Amara Gale

I'm a Midwestern author and blogger. In 2010, I started a blog about anime under a different name. But by now, my interests have branched out considerably, so I wanted to create a second account here on HubPages. I plan to write about all sorts of topics, because I am a lifelong learner and I want to share what I'm studying and learning with others. I'm also interested in storytelling, and as an author myself, writing content of interest to other authors.I like fantasy, sci-fi, horror, and manga, but that isn't all I read - I read a lot!

As far as academic topics I like, it's mostly in the liberal arts fields like psychology, literature, linguistics, history, anthropology/sociology, archaeology, art history, film & media studies, and things related to those. I'm also interested in discussing arts and crafts, primarily painting, cosplay/ costume design, wood crafts including whittling and wood burning, drawing, both traditional and digital, animation, makeup and beauty artistry, and so on. I have a two-year certificate in Graphic Design, and I studied Art History but dropped out as a fifth year senior for financial reasons. I'm currently studying up on photography and may be blogging about that as part of the learning process. When it comes to history, since I like fantasy so much, I am heavily interested in medieval studies in particular.

Also, as someone with a few different mental disorders and mental health challenges, I may be blogging about those issues from time to time. I have PTSD, major depression, and social anxiety disorder.

I am not sure I should be labeled autistic, but I have many traits in common with adult women on the autism spectrum. I know that adult women present differently and challenge many psychologists' and researchers' assumptions about neurodivergence. This ongoing conversation fascinates me because I might very well have been autistic, and failure to be diagnosed as a child due to psychologists' biases may have caused me many of the problems I don't understand about my own childhood. Chiefly, why I felt so alone, why it was so hard to make friends, why I was often being bullied or beaten up and rarely knew why.

I am working on a collection of personal essays entitled Mean People of the Midwest, which may partially be shared on here as a preview for the book. This book will be about my aforementioned problems fitting in and being bullied in schools, but also about many major social ills plaguing the Midwest region of the United States. These include, but are not limited to, political corruption, relgious hypocrisy, using vague terms like 'values' and 'niceness' to disguise a more sinister agenda, defining 'family' as a nuclear family that is headed by a heterosexual couple with traditional gender roles, the fact that stigma against divorce and single motherhood is still a thing, racism and sweeping historical racism under the rug, bullying while still maintaining a facade of niceness, home owners associations and respectability politics, tone policing being used to stifle activists and people who complain, drugs, religious hatred and intolerance, religion in politics, money in politics, and people pretending to be non-political when that's actually code for conservative. Among other things! (Oh yes, there's more.)
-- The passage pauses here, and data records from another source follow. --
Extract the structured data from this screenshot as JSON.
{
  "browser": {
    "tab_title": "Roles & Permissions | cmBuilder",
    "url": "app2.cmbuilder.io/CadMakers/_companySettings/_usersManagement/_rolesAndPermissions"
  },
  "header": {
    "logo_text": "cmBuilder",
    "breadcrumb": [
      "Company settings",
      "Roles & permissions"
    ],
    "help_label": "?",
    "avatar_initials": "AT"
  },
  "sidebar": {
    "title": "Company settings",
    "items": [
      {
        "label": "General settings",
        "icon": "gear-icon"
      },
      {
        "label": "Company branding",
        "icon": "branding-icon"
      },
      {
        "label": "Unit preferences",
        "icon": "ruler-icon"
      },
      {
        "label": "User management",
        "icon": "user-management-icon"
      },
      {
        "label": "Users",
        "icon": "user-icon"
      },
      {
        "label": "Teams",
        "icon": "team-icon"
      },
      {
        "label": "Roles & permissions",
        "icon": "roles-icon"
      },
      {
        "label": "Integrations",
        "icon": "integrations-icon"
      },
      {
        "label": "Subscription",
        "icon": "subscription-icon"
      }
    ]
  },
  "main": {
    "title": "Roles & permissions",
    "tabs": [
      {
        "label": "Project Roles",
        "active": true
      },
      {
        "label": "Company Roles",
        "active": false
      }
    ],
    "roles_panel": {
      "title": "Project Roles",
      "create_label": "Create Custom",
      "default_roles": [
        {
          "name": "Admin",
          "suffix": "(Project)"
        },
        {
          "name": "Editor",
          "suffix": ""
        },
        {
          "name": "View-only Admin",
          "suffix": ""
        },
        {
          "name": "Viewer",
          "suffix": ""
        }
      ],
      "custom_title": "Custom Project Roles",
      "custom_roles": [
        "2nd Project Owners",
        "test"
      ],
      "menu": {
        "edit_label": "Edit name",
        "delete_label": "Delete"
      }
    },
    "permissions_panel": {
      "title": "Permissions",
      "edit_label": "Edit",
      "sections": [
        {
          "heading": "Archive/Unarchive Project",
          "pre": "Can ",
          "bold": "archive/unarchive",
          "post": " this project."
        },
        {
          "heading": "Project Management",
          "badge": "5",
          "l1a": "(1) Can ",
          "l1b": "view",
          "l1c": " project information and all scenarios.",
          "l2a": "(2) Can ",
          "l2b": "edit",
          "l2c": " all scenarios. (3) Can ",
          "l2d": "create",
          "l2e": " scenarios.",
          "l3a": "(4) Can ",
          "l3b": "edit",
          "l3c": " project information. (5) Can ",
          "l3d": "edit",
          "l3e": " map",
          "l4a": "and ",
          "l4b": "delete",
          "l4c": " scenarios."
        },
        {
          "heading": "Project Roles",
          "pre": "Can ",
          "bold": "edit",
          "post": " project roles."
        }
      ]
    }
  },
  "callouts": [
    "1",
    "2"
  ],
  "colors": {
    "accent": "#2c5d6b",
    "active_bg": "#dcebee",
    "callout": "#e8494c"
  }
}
Many of these are not unique to America's "heartland", but are either human universals or are prevalent throughout American society. But I choose to focus on the Midwest because that's where all my personal connections with these issues happened, and I want to tell my story, while connecting it to the larger story of the history and culture of the Midwestern United States. For example, my grandfather owns a pair of lederhosen he never wore openly, a great symbol for how most white Midwesterners are of German descent, but since two World Wars made that uncool, we're now left with only an identity as "white" and English-speakers.

I'm also a fantasy author, I have one book out so far, called "The Pain of Magic". This is largely a response to me being frustrated about Dumbledore not having a gay lover within the text of the stories in which he takes part. I was also fed up with chosen ones, dark lords, child/teen protagonists (never adults), and black and white morality. So I wanted to tell my own story about a magical academy, taking the parts of Harry Potter that inspired me, leaving behind what I didn't like about it. And I'm happy to have done that now more than ever, because I ceased being a Harry Potter fan forever when I read J.K. Rowling's transphobic tweets and sadly learned that she has been taken in by a particularly transphobic strain of feminist ideology. I am bisexual and married to a trans woman, so obviously this impacts me personally very much. I cannot financially support bigotry and lies, so I won't. Now I'm happier than ever that my book is a response to many of the failings I perceived in the Harry Potter franchise. (Link to my book below.)